“Supergirl” star Melissa Benoist is speaking out in light of sexual harassment allegations against her show’s executive producer.
Her comments come days after showrunner Andrew Kreisberg — who also handles other popular CW network superhero shows like “The Flash,” “Arrow” and DC’s “Legends of Tomorrow” — was suspended when more than a dozen people accused him of acting like a super creep at work, including kissing women without their consent and requesting massages.
“I am a woman who leads a show that supports equality and feminism, empowerment, and fighting for what is right. I have always tried to conduct myself this way personally, as well,” Benoist tweeted Sunday night.
“Sadly, the show and my career are a part of an industry that doesn’t always mirror these sentiments.”
The former “Glee” actress didn’t mention Kreisberg by name, but suggested that she has her whistle-blowing colleagues’ backs.
“I believe lasting change is possible, and when people are mistreated, they should have a safe forum to speak their truth and always be heard. And when people commit crimes or harass others, they should always be held accountable — no matter what industry they work in or how much power they wield,” she wrote.
“I’ve spoken up about it in the past — publicly and not so publicly — and I’ll continue to do so. All of us should, without fear or shame.”

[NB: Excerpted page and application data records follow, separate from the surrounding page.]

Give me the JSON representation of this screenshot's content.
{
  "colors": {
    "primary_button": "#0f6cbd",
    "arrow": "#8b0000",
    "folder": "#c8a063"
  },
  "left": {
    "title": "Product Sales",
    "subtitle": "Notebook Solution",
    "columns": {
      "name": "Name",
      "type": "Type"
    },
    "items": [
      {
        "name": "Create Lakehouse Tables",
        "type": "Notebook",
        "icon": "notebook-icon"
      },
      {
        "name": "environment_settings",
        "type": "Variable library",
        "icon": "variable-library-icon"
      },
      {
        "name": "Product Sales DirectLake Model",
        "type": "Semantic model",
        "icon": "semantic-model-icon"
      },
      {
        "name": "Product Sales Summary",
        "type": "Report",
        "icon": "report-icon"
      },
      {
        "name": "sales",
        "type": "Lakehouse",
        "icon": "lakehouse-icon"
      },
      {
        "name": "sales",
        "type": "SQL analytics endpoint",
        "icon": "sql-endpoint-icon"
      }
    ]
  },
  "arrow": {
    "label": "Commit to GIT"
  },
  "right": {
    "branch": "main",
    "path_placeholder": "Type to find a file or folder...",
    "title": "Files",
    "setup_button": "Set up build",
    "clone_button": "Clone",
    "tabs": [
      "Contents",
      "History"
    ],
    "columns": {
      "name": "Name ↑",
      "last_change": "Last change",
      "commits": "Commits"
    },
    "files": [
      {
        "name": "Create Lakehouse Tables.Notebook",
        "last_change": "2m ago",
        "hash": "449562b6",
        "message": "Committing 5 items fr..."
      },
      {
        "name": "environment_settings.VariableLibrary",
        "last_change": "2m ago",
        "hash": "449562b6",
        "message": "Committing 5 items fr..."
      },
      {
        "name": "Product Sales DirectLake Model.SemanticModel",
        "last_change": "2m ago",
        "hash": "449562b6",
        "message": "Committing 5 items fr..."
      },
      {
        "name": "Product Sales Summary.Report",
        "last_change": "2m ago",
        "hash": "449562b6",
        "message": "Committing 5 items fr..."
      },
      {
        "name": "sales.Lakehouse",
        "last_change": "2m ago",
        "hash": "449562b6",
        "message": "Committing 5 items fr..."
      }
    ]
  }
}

“Arrow” actress Emily Bett Rickards issued a similar statement on social media.
“To the men who committed sexual harassment, who perpetuated rape culture, who turn a ‘blind eye,’ and complain about ‘reverse sexism’: You are weak and complicit,” she tweeted.
“To the women who found the strength to speak up, to the women who supported one another and to the women finding their voice: You can. You are heroines.”
Some 19 people accused Kreisberg of inappropriate behavior while working on the show in a Variety article published Friday.
Staffers say he hired women based on looks, and then made creepy moves on them.
“Wow, you look so tired that I don’t even want to have sex with you anymore,” he allegedly told one woman.
Another says he told her to lie on the floor of his office while he did “a push-up stance” over her, and that he once mimed having sex with a photocopier.
“It was an environment in which women — assistants, writers, executives, directors — were all evaluated based on their bodies, not on their work,” one writer told the outlet.
Kreisberg denied all the allegations to Variety.
This article originally appeared in Page Six.